Cheap Oil and Expensive Oil Tankers: This Is Contango


Philips, Matthew [2014], “Cheap Oil and Expensive Oil Tankers: This Is Contango”, Business Week, New York, 17 de septiembre,

Business Week
Fecha de publicación: 
Miércoles, Septiembre 17, 2014
Idea principal: 

During the last half of 2008, as the global economy ground to a halt, the price of oil fell from an all-time high of $145 a barrel to less than $40. If you had a place to store that cheap oil, you could make a lot of money when prices rebounded. Thus was born the booming demand for oil tankers, or any other place to stash low-cost crude. By January 2009, with prices still hovering around $50 a barrel, there were some 90 million barrels of crude in floating storage.

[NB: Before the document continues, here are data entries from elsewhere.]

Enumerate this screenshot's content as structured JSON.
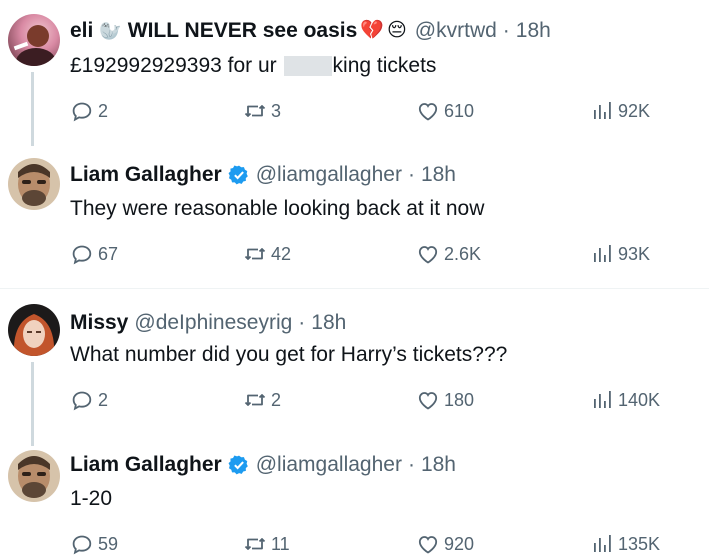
{
  "tweets": [
    {
      "display_name": "eli",
      "name_extra": "WILL NEVER see oasis",
      "handle": "@kvrtwd",
      "time": "18h",
      "text_before": "£192992929393 for ur",
      "text_after": "king tickets",
      "replies": "2",
      "retweets": "3",
      "likes": "610",
      "views": "92K"
    },
    {
      "display_name": "Liam Gallagher",
      "handle": "@liamgallagher",
      "time": "18h",
      "text": "They were reasonable looking back at it now",
      "replies": "67",
      "retweets": "42",
      "likes": "2.6K",
      "views": "93K"
    },
    {
      "display_name": "Missy",
      "handle": "@deIphineseyrig",
      "time": "18h",
      "text": "What number did you get for Harry’s tickets???",
      "replies": "2",
      "retweets": "2",
      "likes": "180",
      "views": "140K"
    },
    {
      "display_name": "Liam Gallagher",
      "handle": "@liamgallagher",
      "time": "18h",
      "text": "1-20",
      "replies": "59",
      "retweets": "11",
      "likes": "920",
      "views": "135K"
    }
  ],
  "separator": "·",
  "colors": {
    "text": "#0f1419",
    "muted": "#536471",
    "verified": "#1d9bf0",
    "thread_line": "#cfd9de"
  },
  "icons": [
    "reply-icon",
    "retweet-icon",
    "like-icon",
    "views-icon",
    "verified-badge-icon"
  ]
}
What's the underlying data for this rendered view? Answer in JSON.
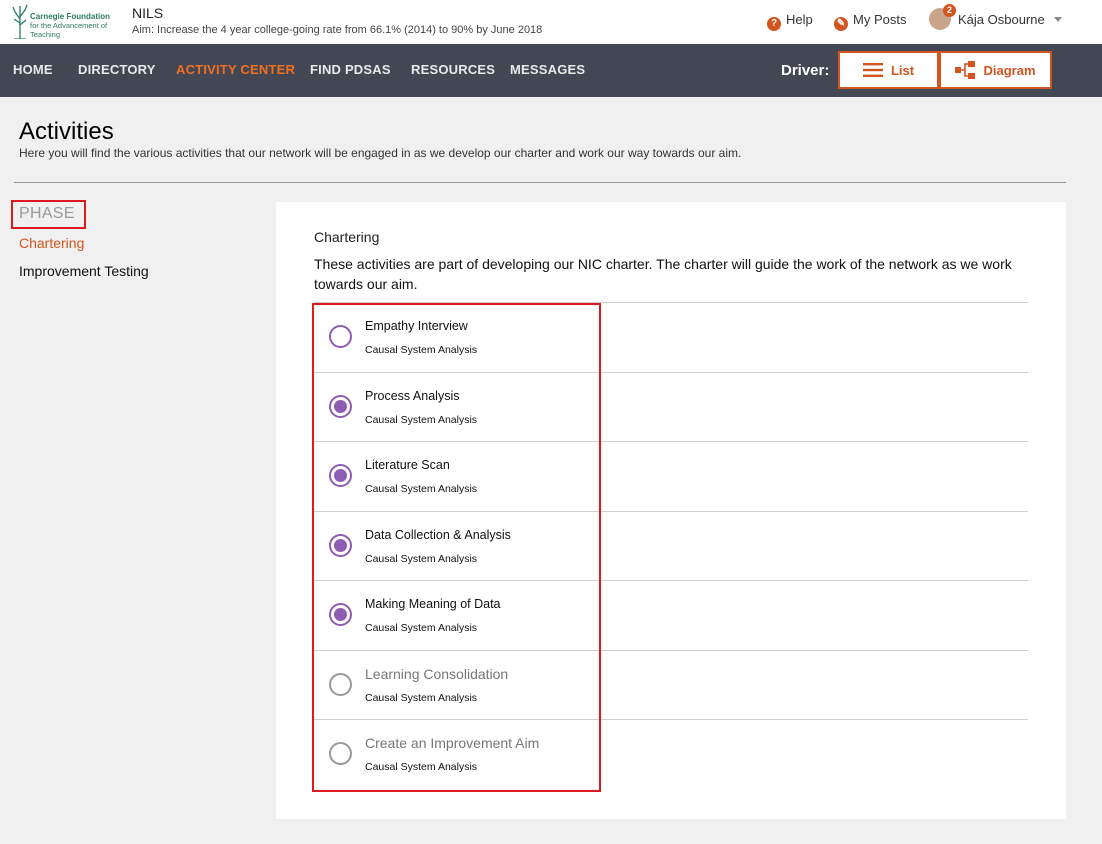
{
  "brand": {
    "logo_line1": "Carnegie Foundation",
    "logo_line2": "for the Advancement of Teaching",
    "network_name": "NILS",
    "aim": "Aim:  Increase the 4 year college-going rate from 66.1% (2014) to 90% by June 2018"
  },
  "header": {
    "help_label": "Help",
    "myposts_label": "My Posts",
    "user_name": "Kája Osbourne",
    "notification_count": "2"
  },
  "nav": {
    "items": [
      "HOME",
      "DIRECTORY",
      "ACTIVITY CENTER",
      "FIND PDSAS",
      "RESOURCES",
      "MESSAGES"
    ],
    "active": "ACTIVITY CENTER",
    "driver_label": "Driver:",
    "list_label": "List",
    "diagram_label": "Diagram"
  },
  "page": {
    "title": "Activities",
    "subtitle": "Here you will find the various activities that our network will be engaged in as we develop our charter and work our way towards our aim."
  },
  "phase": {
    "heading": "PHASE",
    "items": [
      "Chartering",
      "Improvement Testing"
    ],
    "active": "Chartering"
  },
  "card": {
    "title": "Chartering",
    "description": "These activities are part of developing our NIC charter. The charter will guide the work of the network as we work towards our aim.",
    "activities": [
      {
        "name": "Empathy Interview",
        "category": "Causal System Analysis",
        "status": "open"
      },
      {
        "name": "Process Analysis",
        "category": "Causal System Analysis",
        "status": "done"
      },
      {
        "name": "Literature Scan",
        "category": "Causal System Analysis",
        "status": "done"
      },
      {
        "name": "Data Collection & Analysis",
        "category": "Causal System Analysis",
        "status": "done"
      },
      {
        "name": "Making Meaning of Data",
        "category": "Causal System Analysis",
        "status": "done"
      },
      {
        "name": "Learning Consolidation",
        "category": "Causal System Analysis",
        "status": "locked"
      },
      {
        "name": "Create an Improvement Aim",
        "category": "Causal System Analysis",
        "status": "locked"
      }
    ]
  },
  "colors": {
    "accent": "#d2541f",
    "nav_active": "#f26f21",
    "nav_bg": "#434753",
    "radio": "#8e5bb5",
    "annotation": "#e0191f"
  }
}
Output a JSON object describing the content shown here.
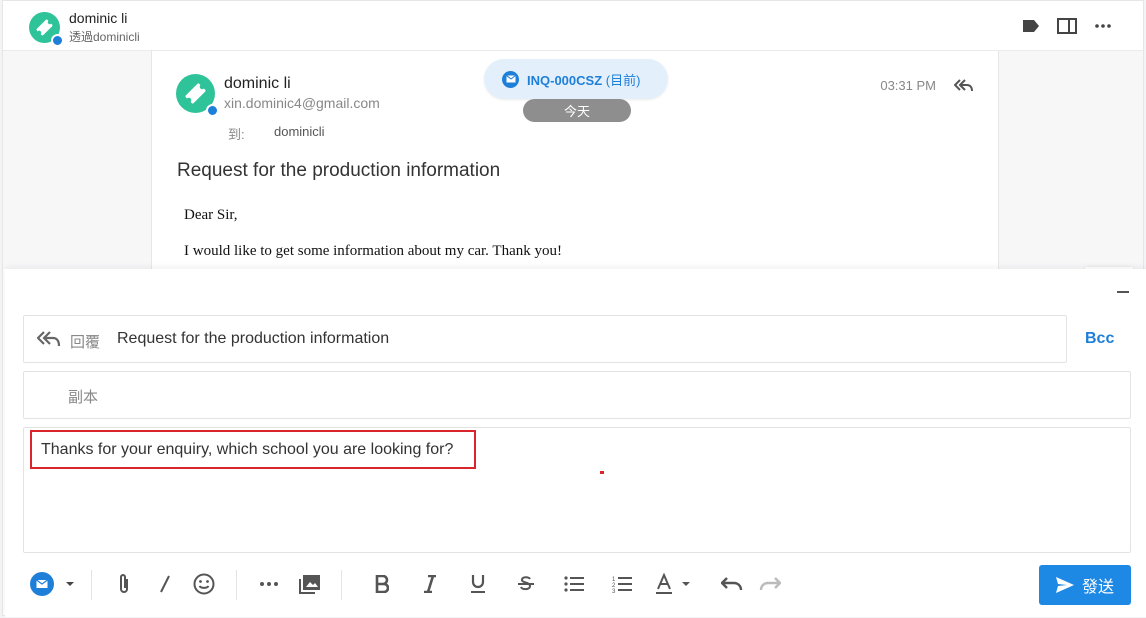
{
  "header": {
    "contact_name": "dominic li",
    "channel_sub": "透過dominicli"
  },
  "message": {
    "sender_name": "dominic li",
    "sender_email": "xin.dominic4@gmail.com",
    "to_label": "到:",
    "to_value": "dominicli",
    "time": "03:31 PM",
    "subject": "Request for the production information",
    "body": [
      "Dear Sir,",
      "I would like to get some information about my car. Thank you!"
    ]
  },
  "inquiry": {
    "id": "INQ-000CSZ",
    "status": "(目前)"
  },
  "date_divider": "今天",
  "reply": {
    "reply_label": "回覆",
    "subject_value": "Request for the production information",
    "bcc_label": "Bcc",
    "cc_placeholder": "副本",
    "editor_text": "Thanks for your enquiry, which school you are looking for?",
    "send_label": "發送"
  },
  "colors": {
    "accent": "#1e88e5",
    "avatar": "#2fc39a",
    "highlight": "#d8262c"
  }
}
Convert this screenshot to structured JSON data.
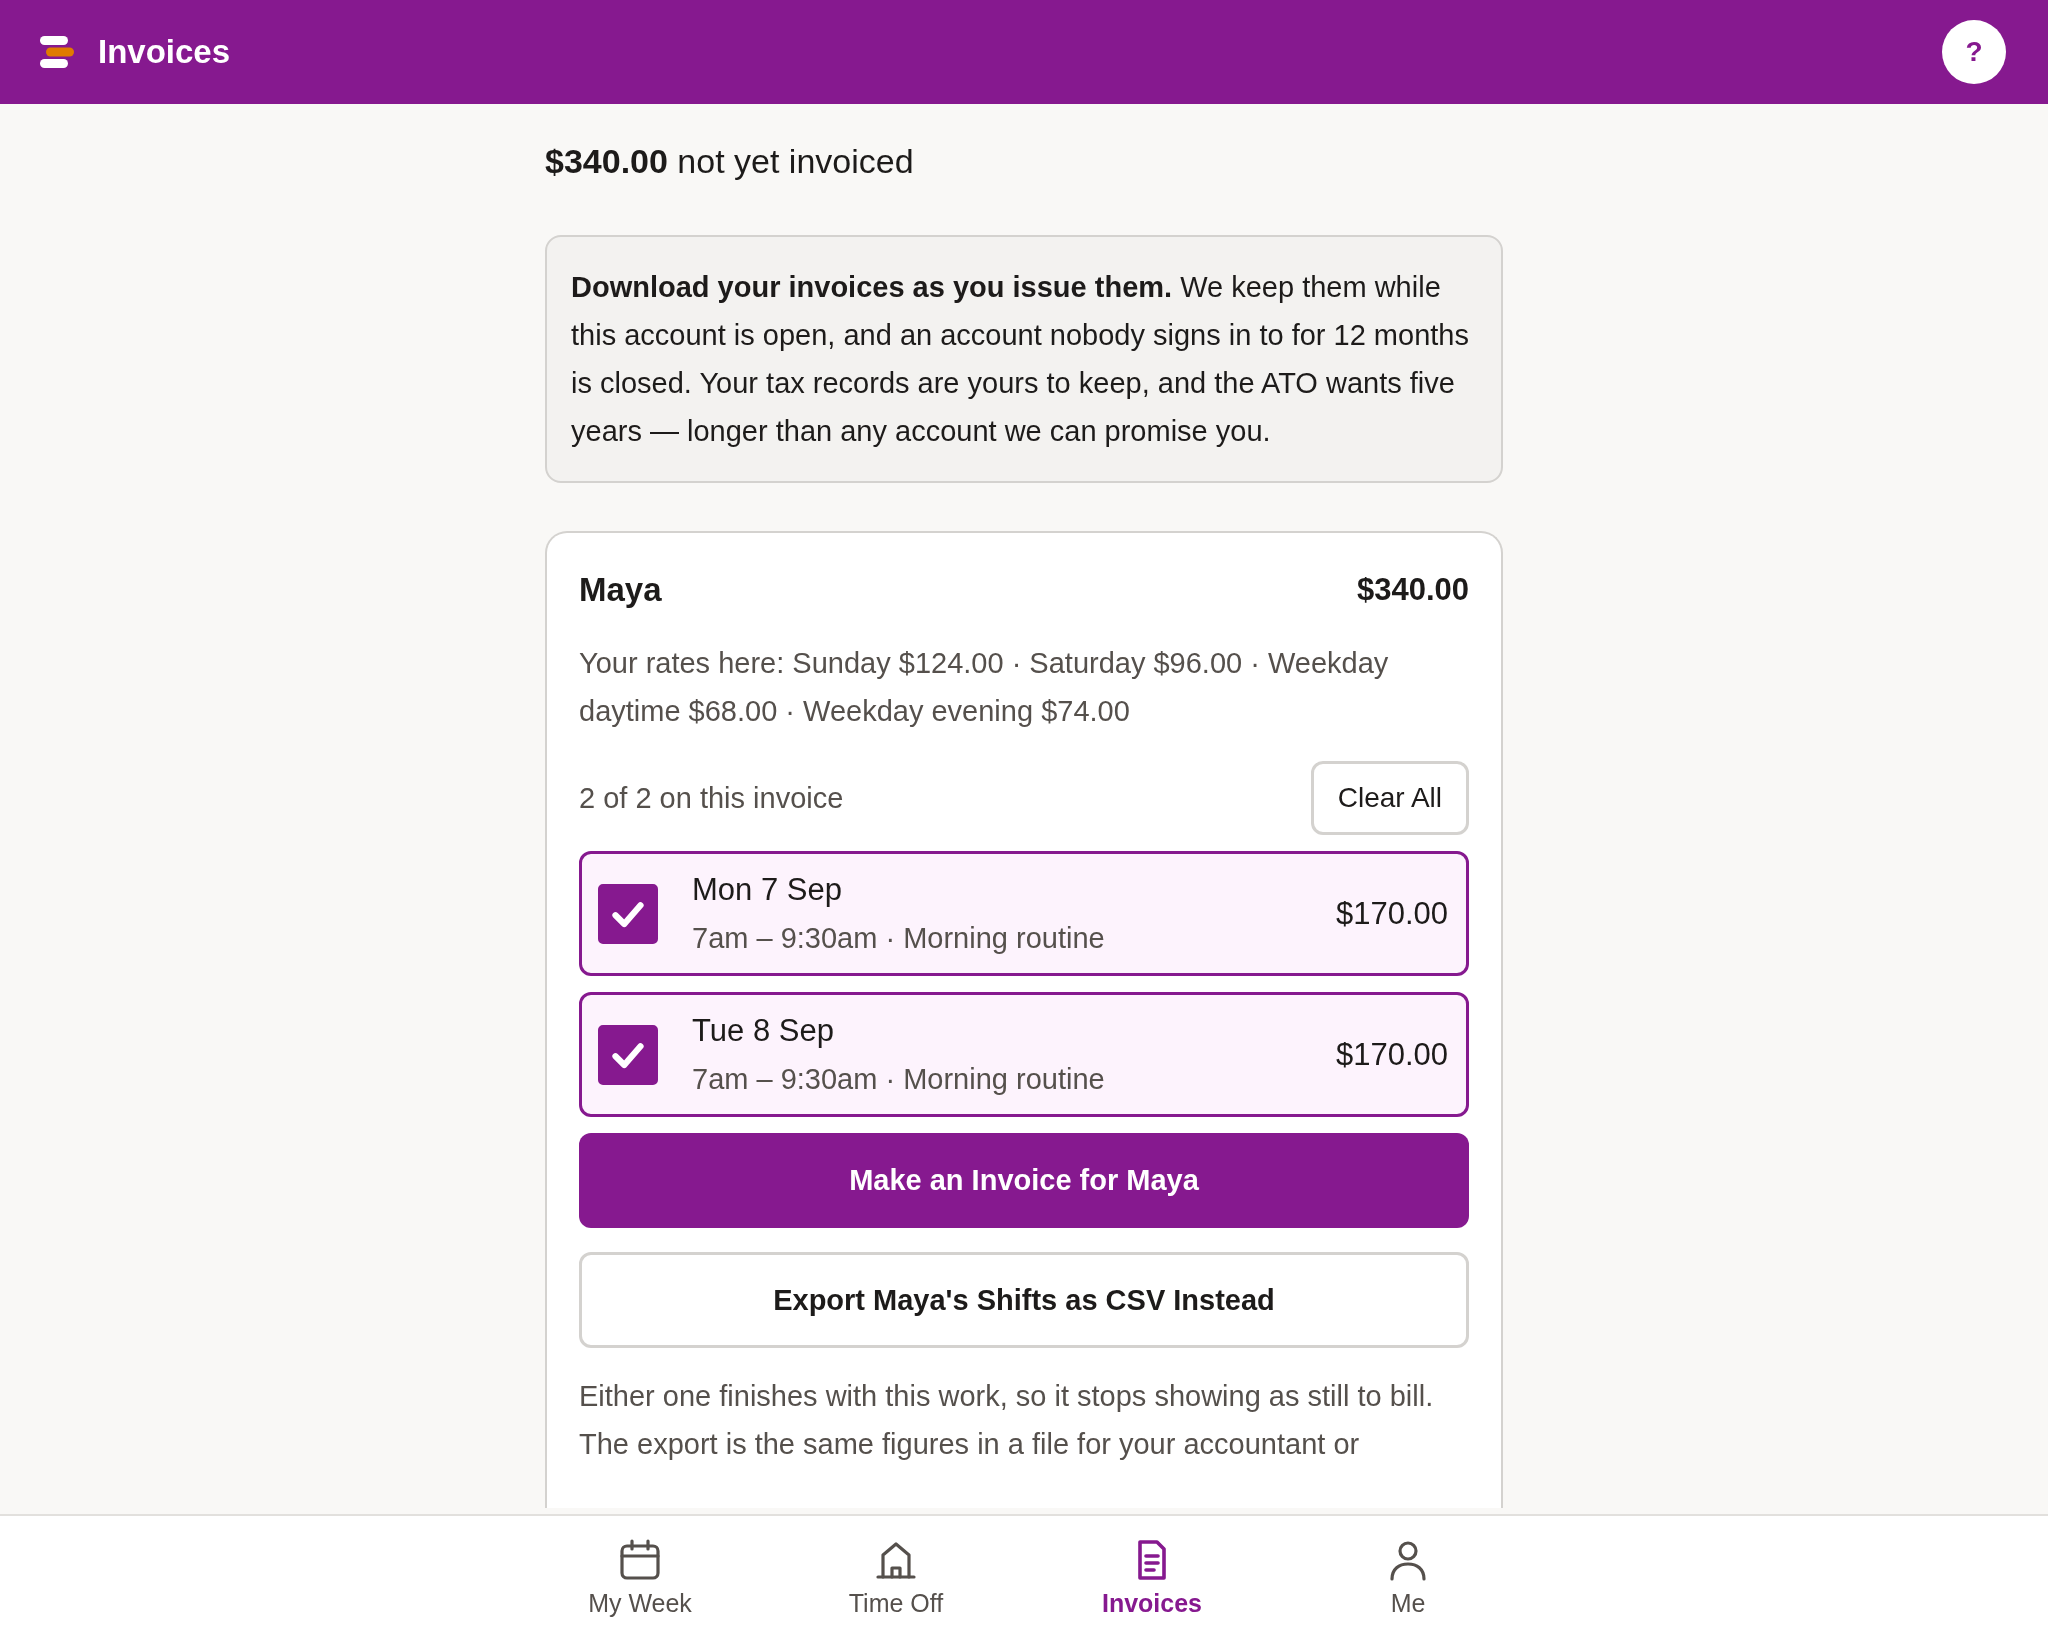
{
  "header": {
    "title": "Invoices",
    "help": "?"
  },
  "summary": "**$340.00** not yet invoiced",
  "notice": "**Download your invoices as you issue them.** We keep them while this account is open, and an account nobody signs in to for 12 months is closed. Your tax records are yours to keep, and the ATO wants five years — longer than any account we can promise you.",
  "client": {
    "name": "Maya",
    "total": "$340.00",
    "rates": "Your rates here: Sunday $124.00 · Saturday $96.00 · Weekday daytime $68.00 · Weekday evening $74.00",
    "count": "2 of 2 on this invoice",
    "clear_button": "Clear All",
    "shifts": [
      {
        "date": "Mon 7 Sep",
        "detail": "7am – 9:30am · Morning routine",
        "amount": "$170.00",
        "checked": true
      },
      {
        "date": "Tue 8 Sep",
        "detail": "7am – 9:30am · Morning routine",
        "amount": "$170.00",
        "checked": true
      }
    ],
    "invoice_button": "Make an Invoice for Maya",
    "export_button": "Export Maya's Shifts as CSV Instead",
    "footnote": "Either one finishes with this work, so it stops showing as still to bill. The export is the same figures in a file for your accountant or"
  },
  "nav": [
    {
      "label": "My Week",
      "kind": "calendar",
      "selected": false
    },
    {
      "label": "Time Off",
      "kind": "house",
      "selected": false
    },
    {
      "label": "Invoices",
      "kind": "document",
      "selected": true
    },
    {
      "label": "Me",
      "kind": "person",
      "selected": false
    }
  ]
}
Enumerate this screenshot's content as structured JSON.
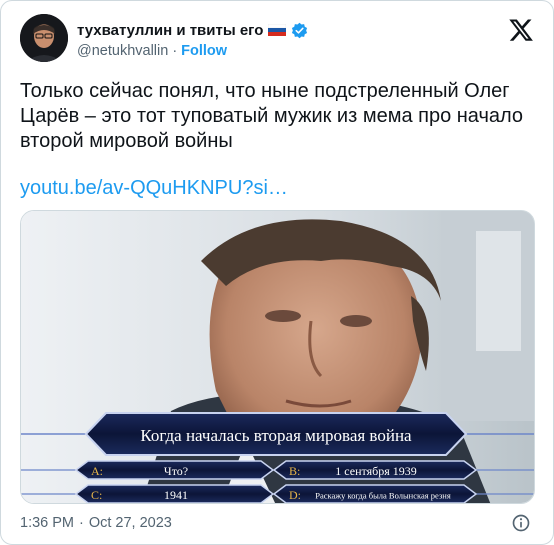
{
  "author": {
    "name": "тухватуллин и твиты его",
    "flag": "russian-flag-icon",
    "verified": true,
    "handle": "@netukhvallin",
    "separator": "·",
    "follow_label": "Follow"
  },
  "tweet": {
    "text": "Только сейчас понял, что ныне подстреленный Олег Царёв – это тот туповатый мужик из мема про начало второй мировой войны",
    "link": "youtu.be/av-QQuHKNPU?si…"
  },
  "media": {
    "question": "Когда началась вторая мировая война",
    "answers": [
      {
        "letter": "A:",
        "text": "Что?"
      },
      {
        "letter": "B:",
        "text": "1 сентября 1939"
      },
      {
        "letter": "C:",
        "text": "1941"
      },
      {
        "letter": "D:",
        "text": "Раскажу когда была Волынская резня"
      }
    ]
  },
  "meta": {
    "time": "1:36 PM",
    "separator": "·",
    "date": "Oct 27, 2023"
  },
  "colors": {
    "link": "#1d9bf0",
    "secondary_text": "#536471",
    "quiz_gold": "#e8b64a"
  }
}
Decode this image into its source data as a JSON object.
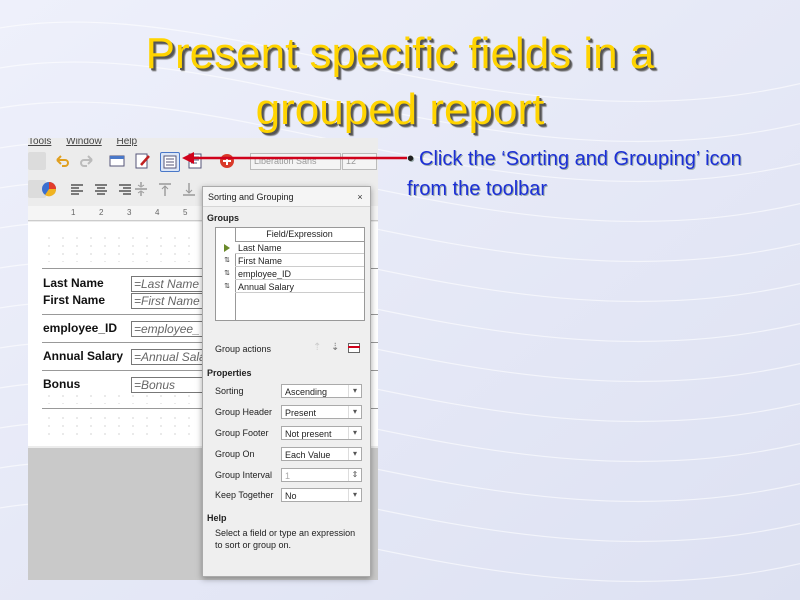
{
  "slide": {
    "title_line1": "Present specific fields in a",
    "title_line2": "grouped report",
    "bullet": "Click the ‘Sorting and Grouping’ icon from the toolbar",
    "colors": {
      "title": "#ffd400",
      "bullet": "#1c2fd6",
      "arrow": "#d0021b"
    }
  },
  "app": {
    "menu": [
      "Tools",
      "Window",
      "Help"
    ],
    "toolbar_combo_font": "Liberation Sans",
    "toolbar_combo_size": "12",
    "ruler_ticks": [
      "1",
      "2",
      "3",
      "4",
      "5"
    ],
    "fields": [
      {
        "label": "Last Name",
        "value": "=Last Name"
      },
      {
        "label": "First Name",
        "value": "=First Name"
      },
      {
        "label": "employee_ID",
        "value": "=employee_"
      },
      {
        "label": "Annual Salary",
        "value": "=Annual Sala"
      },
      {
        "label": "Bonus",
        "value": "=Bonus"
      }
    ]
  },
  "dialog": {
    "title": "Sorting and Grouping",
    "close": "×",
    "groups_heading": "Groups",
    "column_header": "Field/Expression",
    "rows": [
      {
        "icon": "triangle-right-icon",
        "text": "Last Name"
      },
      {
        "icon": "sort-icon",
        "text": "First Name"
      },
      {
        "icon": "sort-icon",
        "text": "employee_ID"
      },
      {
        "icon": "sort-icon",
        "text": "Annual Salary"
      }
    ],
    "group_actions_label": "Group actions",
    "properties_heading": "Properties",
    "properties": [
      {
        "label": "Sorting",
        "value": "Ascending",
        "kind": "select"
      },
      {
        "label": "Group Header",
        "value": "Present",
        "kind": "select"
      },
      {
        "label": "Group Footer",
        "value": "Not present",
        "kind": "select"
      },
      {
        "label": "Group On",
        "value": "Each Value",
        "kind": "select"
      },
      {
        "label": "Group Interval",
        "value": "1",
        "kind": "spin"
      },
      {
        "label": "Keep Together",
        "value": "No",
        "kind": "select"
      }
    ],
    "help_heading": "Help",
    "help_text": "Select a field or type an expression to sort or group on."
  }
}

The futures markets had entered something traders call contango, a fancy commodities term for the expectation that prices will rise in the future. All an oil trader with storage space has to do is sell a futures contract to lock in that higher price a few months down the road and then just sit on it. Some call that hedging. Others call it free money.